The Dubai Investment Development Agency (Dubai FDI), which is part of the Department of Economic Development, hosted a VIP lunch for Orange County Mayor Teresa Jacobs and Barbara Leaf, U.S. ambassador to the UAE, earlier this month.
As the third most competitive city for business in the U.S., Orlando receives more than 60 million visitors each year. Now, Jacobs is promoting the city and the county as a place for not only tourism, but also for high tech and medical fields. City and county officials are also looking to promote better trade relations with the UAE as the state exports vehicles, precious metals and technology hardware to the Gulf region.
Officials in the UAE see it as a win-win situation, as they are also looking to open investment channels and move their national economy beyond what can be accomplished within its borders.
With nonstop daily flights between Florida and the emirates, more of these meetings may pave the way for a better mutual trade relationship. Leaders are looking at investing abroad, not just with sovereign wealth funds and private sector bankrolls, but with the kinds of international trade that supports long-term mutual development.

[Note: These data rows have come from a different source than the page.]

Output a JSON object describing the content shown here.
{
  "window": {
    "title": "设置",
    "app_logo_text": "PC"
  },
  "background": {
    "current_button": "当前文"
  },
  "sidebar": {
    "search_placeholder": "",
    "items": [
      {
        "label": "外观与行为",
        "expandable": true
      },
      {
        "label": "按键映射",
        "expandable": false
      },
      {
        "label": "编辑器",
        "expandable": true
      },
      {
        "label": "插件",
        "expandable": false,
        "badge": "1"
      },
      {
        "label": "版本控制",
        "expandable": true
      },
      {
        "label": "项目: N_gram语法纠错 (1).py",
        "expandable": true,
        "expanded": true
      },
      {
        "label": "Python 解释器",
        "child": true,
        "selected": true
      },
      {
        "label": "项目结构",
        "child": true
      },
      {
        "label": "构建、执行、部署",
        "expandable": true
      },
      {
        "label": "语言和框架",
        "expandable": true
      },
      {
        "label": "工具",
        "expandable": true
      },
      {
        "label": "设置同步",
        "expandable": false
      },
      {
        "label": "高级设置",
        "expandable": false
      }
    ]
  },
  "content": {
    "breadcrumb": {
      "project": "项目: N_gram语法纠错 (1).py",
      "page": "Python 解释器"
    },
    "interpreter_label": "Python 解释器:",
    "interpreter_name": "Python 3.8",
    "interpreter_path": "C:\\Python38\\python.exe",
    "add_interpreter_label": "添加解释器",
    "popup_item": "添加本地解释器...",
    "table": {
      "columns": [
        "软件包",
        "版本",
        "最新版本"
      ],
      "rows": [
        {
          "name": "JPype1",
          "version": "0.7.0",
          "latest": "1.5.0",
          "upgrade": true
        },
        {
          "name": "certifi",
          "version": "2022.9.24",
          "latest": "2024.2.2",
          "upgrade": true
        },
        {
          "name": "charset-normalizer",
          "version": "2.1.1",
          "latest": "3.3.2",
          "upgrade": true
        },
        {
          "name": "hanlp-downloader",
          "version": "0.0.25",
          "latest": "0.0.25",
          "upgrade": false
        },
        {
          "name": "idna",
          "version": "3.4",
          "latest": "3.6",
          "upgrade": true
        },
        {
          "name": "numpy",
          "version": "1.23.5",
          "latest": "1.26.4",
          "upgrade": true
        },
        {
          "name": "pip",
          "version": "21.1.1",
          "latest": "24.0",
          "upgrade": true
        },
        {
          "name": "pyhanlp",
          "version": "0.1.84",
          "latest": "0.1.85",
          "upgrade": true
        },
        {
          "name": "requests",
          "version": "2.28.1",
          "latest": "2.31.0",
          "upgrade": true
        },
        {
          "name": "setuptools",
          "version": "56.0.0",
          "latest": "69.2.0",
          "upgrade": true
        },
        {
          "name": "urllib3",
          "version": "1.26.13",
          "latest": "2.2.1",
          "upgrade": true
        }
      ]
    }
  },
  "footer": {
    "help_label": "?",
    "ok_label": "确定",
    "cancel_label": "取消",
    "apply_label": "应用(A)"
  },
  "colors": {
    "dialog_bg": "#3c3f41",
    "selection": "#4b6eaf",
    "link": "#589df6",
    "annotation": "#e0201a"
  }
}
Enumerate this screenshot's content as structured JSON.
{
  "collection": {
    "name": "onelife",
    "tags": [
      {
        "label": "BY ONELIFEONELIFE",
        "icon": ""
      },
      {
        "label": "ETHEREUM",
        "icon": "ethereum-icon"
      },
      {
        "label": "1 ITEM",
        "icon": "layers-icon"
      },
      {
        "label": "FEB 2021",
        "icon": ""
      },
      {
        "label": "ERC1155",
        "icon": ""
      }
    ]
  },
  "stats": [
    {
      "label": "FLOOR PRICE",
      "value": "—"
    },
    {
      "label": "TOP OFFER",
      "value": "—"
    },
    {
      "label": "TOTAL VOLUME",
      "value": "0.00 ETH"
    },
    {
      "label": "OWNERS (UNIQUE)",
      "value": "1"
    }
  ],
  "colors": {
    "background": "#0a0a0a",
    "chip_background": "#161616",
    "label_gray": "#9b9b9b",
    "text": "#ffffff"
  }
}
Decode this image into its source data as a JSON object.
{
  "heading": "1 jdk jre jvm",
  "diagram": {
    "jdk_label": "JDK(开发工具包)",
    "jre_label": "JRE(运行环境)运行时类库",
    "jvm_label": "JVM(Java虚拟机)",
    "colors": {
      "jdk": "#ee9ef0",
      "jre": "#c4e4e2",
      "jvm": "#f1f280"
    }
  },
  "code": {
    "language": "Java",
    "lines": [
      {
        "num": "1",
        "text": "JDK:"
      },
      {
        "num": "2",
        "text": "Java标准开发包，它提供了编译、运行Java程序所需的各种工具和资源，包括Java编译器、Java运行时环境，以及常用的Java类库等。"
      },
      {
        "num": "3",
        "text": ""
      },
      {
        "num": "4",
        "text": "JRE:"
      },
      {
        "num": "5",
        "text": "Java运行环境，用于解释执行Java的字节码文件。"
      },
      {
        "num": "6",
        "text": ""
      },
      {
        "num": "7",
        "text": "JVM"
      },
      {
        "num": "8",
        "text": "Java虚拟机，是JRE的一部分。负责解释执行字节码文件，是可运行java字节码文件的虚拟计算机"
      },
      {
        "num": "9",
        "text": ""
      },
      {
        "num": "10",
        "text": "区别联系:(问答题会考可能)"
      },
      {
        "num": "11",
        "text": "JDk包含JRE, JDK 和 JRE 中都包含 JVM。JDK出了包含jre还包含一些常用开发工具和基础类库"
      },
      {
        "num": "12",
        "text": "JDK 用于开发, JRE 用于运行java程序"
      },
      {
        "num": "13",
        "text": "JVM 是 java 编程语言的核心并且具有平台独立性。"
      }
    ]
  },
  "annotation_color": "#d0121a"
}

“Dubai is a growing area.” Osman Suliman, professor of economics at Millersville University in Pennsylvania, told the Gulf News Journal. “There is room for investments; there's room for new ideas. They're still looking to diversify the economy.”
Of course, Suliman said, the local economy around Dubai is already fairly diversified, with growth in local tourism and real estate fields.
“They made it very attractive to foreign investments” Suliman said.
It remains to be seen, however, whether instability in the region as a whole will have an impact.
“Dubai itself is very stable,” Suliman said. “Dubai is probably immune.”
Still, he says, with trouble in Syria, Iraq and other parts of the Middle East, there is a certain amount of influx of migration that Gulf state nations have to handle.
Oil prices are also dropping, which, Suliman said, might be a factor leading Gulf state officials to try to boost international trade relations and explore other avenues for economic development.
At the core of it, though, UAE officials stress the importance of building these relationships on common interests.
"We acknowledge the support extended by Mayor Jacob's office and the Central Florida International Trade Office to our recent mission to Orlando," Fahad Al Gergawi, CEO of Dubai FDI, said in a press release issued during Jacob's visit. "We look forward to building on this new relationship in the form of bilateral memoranda of understanding. Dubai and Florida have vast areas of common interest, particularly as competitive hubs of business, tourism, logistics, technology and knowledge-driven economic activities, and also as preferred places to live."